Task instructions — Show each line of the data below in which "Thank" occurs.

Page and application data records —
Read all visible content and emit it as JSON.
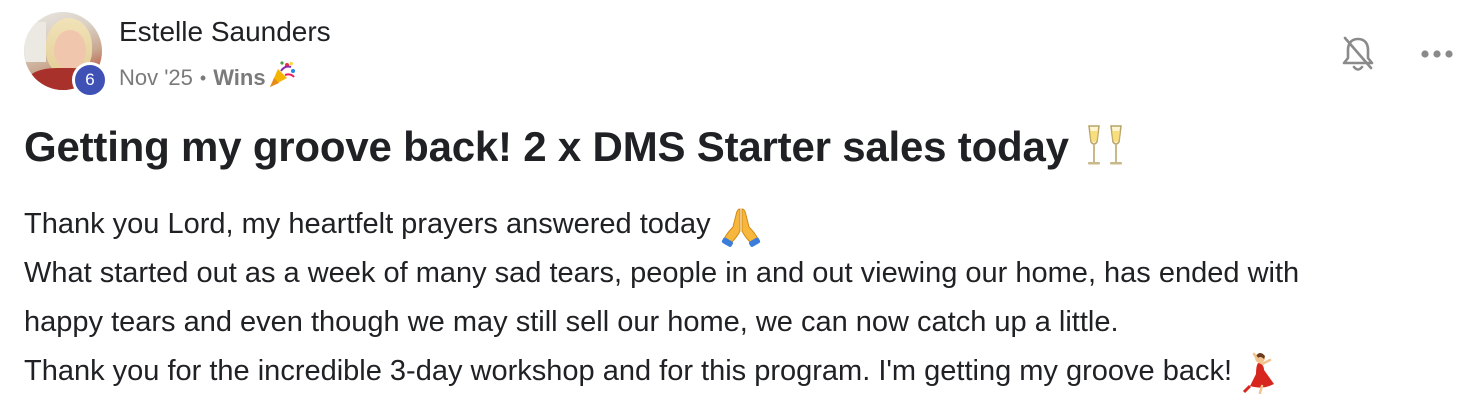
{
  "post": {
    "author": {
      "name": "Estelle Saunders",
      "level": "6"
    },
    "meta": {
      "date": "Nov '25",
      "separator": "•",
      "category": "Wins",
      "category_icon": "party-popper-icon"
    },
    "actions": {
      "notify_icon": "bell-off-icon",
      "more_icon": "more-horizontal-icon"
    },
    "title": "Getting my groove back! 2 x DMS Starter sales today",
    "title_icon": "champagne-glasses-icon",
    "body": {
      "line1": "Thank you Lord, my heartfelt prayers answered today",
      "line1_icon": "praying-hands-icon",
      "line2": "What started out as a week of many sad tears, people in and out viewing our home, has ended with",
      "line3": "happy tears and even though we may still sell our home, we can now catch up a little.",
      "line4": "Thank you for the incredible 3-day workshop and for this program. I'm getting my groove back!",
      "line4_icon": "dancer-icon"
    }
  },
  "colors": {
    "text": "#202124",
    "meta_text": "#7a7a7a",
    "level_badge": "#3f51b5",
    "icon_gray": "#8a8a8a"
  }
}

Response to this exercise —
      "line1": "Thank you Lord, my heartfelt prayers answered today",
      "line4": "Thank you for the incredible 3-day workshop and for this program. I'm getting my groove back!",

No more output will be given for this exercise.